Earning a master's in taxation degree takes a substantial investment, and the cost of college continues to rise. For graduate students, the same trend also applies. The National Center of Education Statistics (NCES) reported in 2016 that the average student loan balance for master of science degree completers rose 39% from 1999 to 2016. Looking at the amount of debt burden students take on after college serves as a way of estimating how much students pay during these years.
Students who pursue a master of science in taxation also need to factor in fees and other peripheral costs, such as books, supplies, and tech. On-campus learners also need to add the cost of housing and transportation. While some schools offer a lower tuition for online students -- specifically, out-of-state, online students -- most charge the same amount.
Certifications and Licenses for Master's in Taxation Graduates
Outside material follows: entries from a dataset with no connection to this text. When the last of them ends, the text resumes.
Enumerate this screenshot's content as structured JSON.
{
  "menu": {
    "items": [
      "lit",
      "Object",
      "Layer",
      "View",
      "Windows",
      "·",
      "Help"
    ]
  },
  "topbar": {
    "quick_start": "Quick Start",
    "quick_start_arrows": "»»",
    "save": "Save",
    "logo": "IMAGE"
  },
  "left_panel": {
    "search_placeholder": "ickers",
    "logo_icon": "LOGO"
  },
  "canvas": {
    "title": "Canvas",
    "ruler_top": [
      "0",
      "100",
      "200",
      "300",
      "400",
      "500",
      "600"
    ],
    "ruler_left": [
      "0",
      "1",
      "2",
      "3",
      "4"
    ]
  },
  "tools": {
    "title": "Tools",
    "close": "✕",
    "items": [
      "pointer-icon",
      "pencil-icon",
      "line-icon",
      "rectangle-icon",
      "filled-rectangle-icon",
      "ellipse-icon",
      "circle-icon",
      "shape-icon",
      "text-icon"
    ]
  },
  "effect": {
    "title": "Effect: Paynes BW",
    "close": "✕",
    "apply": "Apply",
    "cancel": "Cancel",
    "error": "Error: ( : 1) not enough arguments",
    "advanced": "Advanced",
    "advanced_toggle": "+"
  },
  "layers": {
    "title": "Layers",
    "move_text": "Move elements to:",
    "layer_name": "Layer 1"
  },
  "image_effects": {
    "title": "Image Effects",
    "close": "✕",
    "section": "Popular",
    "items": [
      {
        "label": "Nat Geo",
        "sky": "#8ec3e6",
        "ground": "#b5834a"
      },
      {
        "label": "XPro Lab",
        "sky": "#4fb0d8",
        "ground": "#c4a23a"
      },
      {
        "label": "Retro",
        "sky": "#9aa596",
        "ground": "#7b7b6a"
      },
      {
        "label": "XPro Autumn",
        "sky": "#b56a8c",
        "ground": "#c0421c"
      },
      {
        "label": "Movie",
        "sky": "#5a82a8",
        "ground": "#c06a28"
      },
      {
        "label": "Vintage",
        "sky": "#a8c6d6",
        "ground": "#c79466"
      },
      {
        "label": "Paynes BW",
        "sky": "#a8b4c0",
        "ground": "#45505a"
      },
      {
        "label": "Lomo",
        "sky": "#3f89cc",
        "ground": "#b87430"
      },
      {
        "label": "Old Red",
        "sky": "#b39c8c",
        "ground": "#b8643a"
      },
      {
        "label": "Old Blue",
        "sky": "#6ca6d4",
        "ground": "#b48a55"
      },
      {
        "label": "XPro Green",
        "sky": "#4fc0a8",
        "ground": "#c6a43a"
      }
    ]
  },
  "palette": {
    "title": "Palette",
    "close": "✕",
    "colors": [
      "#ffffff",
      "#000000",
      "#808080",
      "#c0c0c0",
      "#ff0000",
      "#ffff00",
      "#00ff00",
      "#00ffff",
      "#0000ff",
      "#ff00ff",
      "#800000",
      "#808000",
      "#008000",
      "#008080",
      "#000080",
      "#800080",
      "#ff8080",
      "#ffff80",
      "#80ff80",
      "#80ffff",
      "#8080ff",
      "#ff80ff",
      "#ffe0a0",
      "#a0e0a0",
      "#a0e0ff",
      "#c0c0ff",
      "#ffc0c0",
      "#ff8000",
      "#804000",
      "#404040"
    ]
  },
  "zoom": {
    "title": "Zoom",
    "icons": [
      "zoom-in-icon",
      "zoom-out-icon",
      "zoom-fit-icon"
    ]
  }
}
- Certified Payroll Professional
The CPP certification caters to security management professionals and signifies that the holder can provide expert services in financial security. The CPP exam consists of 225 multiple-choice questions over the course of four hours.
- Certified Public Accountant
The CPA examination consists of four sections that take four hours long to complete. Certification seekers must complete all four parts of the exam within 18 months.
- Certified Management Accountant
More than 100,000 accounting pros hold CMA certification, which the organization associates with both industry assurance and higher earning potential. CMAs earn 47% more than those who do not hold the credential.
Resources for Graduate Taxation Students
AICPA describes its comprehensive compendium of tax resources as an "access point" for CPA practitioners. The resource keeps its members current on the latest in tax law, codes, and regulations.
With a JD, a master's of taxation graduate can segue into law as a practicing attorney. Tax professionals study the codes and regulations that make them experts in tax law, compliance, and liability.
From Villanova University, this resource on taxation helps students hoping to learn more about the U.S. tax system. Students with a master's in taxation can use the resource to maintain their understanding of the field.
This guide includes every tax code used in the U.S. It serves as the official interpretation of the Internal Revenue Code as determined by the Department of the Treasury.
From the American Institute of Certified Public Accountants, this resource provides the outline and procedure for keeping tax research records. Future CPAs can study the AICPA's Code of Professional Conduct and the organization's Statements on Standards for Tax Services or SSTSs.
While networking serves as the number-one benefit people cite for joining a professional organization, membership includes other benefits. Members become part of a community with a singular purpose: improving the field through advocacy, ethical practice, and research. For those just starting out in the industry, a professional organization provides them with a connection to leaders, mentors, and peers.
Founded in 1887, AICPA operates the oldest organization of its kind. Membership today tops 431,000, with 137 countries represented. AICPA members hail from various areas of accounting practice, including business, government, and education.
A nonprofit organization, NATP welcomes members from all 50 states and strives to help the nation's taxpayers. The organization's focus lies with the annual preparation of federal taxes by individuals, businesses, and nonprofit entities.
NSA describes its organization a resource from which every accounting professional can benefit; it provides tools and news that help members improve their client services.
Formed in 1985, the Nationals Society of Tax Professionals helps members develop as tax experts. The organization achieves this through CE, workshops, mentorships, and an annual conference with leaders.
NAEA members count themselves among the nation's only tax professionals federally licensed to represent clients before the Internal Revenue Service. To remain in good standing, members must complete 30 hours of continuing education per year.